▸ **What you are asked to do**: Pictures appear among the records. Write out all else exactly as it stands.
===== Working data
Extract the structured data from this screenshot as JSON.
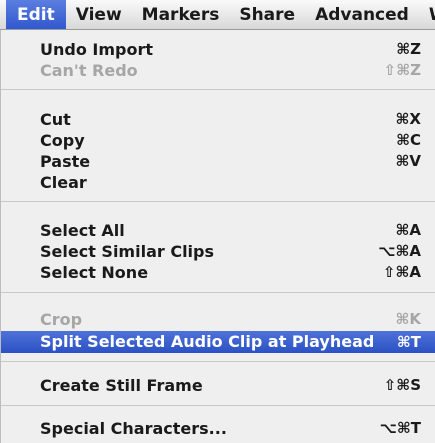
{
  "menubar": {
    "items": [
      "Edit",
      "View",
      "Markers",
      "Share",
      "Advanced",
      "W"
    ]
  },
  "menu": {
    "undo_import": {
      "label": "Undo Import",
      "shortcut": "⌘Z"
    },
    "cant_redo": {
      "label": "Can't Redo",
      "shortcut": "⇧⌘Z"
    },
    "cut": {
      "label": "Cut",
      "shortcut": "⌘X"
    },
    "copy": {
      "label": "Copy",
      "shortcut": "⌘C"
    },
    "paste": {
      "label": "Paste",
      "shortcut": "⌘V"
    },
    "clear": {
      "label": "Clear"
    },
    "select_all": {
      "label": "Select All",
      "shortcut": "⌘A"
    },
    "select_similar": {
      "label": "Select Similar Clips",
      "shortcut": "⌥⌘A"
    },
    "select_none": {
      "label": "Select None",
      "shortcut": "⇧⌘A"
    },
    "crop": {
      "label": "Crop",
      "shortcut": "⌘K"
    },
    "split_audio": {
      "label": "Split Selected Audio Clip at Playhead",
      "shortcut": "⌘T"
    },
    "create_still": {
      "label": "Create Still Frame",
      "shortcut": "⇧⌘S"
    },
    "special_chars": {
      "label": "Special Characters...",
      "shortcut": "⌥⌘T"
    }
  }
}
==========
▸ **Task answer**:
Extract the structured data from this screenshot as JSON.
{
  "menubar": {
    "items": [
      "Edit",
      "View",
      "Markers",
      "Share",
      "Advanced",
      "W"
    ]
  },
  "menu": {
    "undo_import": {
      "label": "Undo Import",
      "shortcut": "⌘Z"
    },
    "cant_redo": {
      "label": "Can't Redo",
      "shortcut": "⇧⌘Z"
    },
    "cut": {
      "label": "Cut",
      "shortcut": "⌘X"
    },
    "copy": {
      "label": "Copy",
      "shortcut": "⌘C"
    },
    "paste": {
      "label": "Paste",
      "shortcut": "⌘V"
    },
    "clear": {
      "label": "Clear"
    },
    "select_all": {
      "label": "Select All",
      "shortcut": "⌘A"
    },
    "select_similar": {
      "label": "Select Similar Clips",
      "shortcut": "⌥⌘A"
    },
    "select_none": {
      "label": "Select None",
      "shortcut": "⇧⌘A"
    },
    "crop": {
      "label": "Crop",
      "shortcut": "⌘K"
    },
    "split_audio": {
      "label": "Split Selected Audio Clip at Playhead",
      "shortcut": "⌘T"
    },
    "create_still": {
      "label": "Create Still Frame",
      "shortcut": "⇧⌘S"
    },
    "special_chars": {
      "label": "Special Characters...",
      "shortcut": "⌥⌘T"
    }
  }
}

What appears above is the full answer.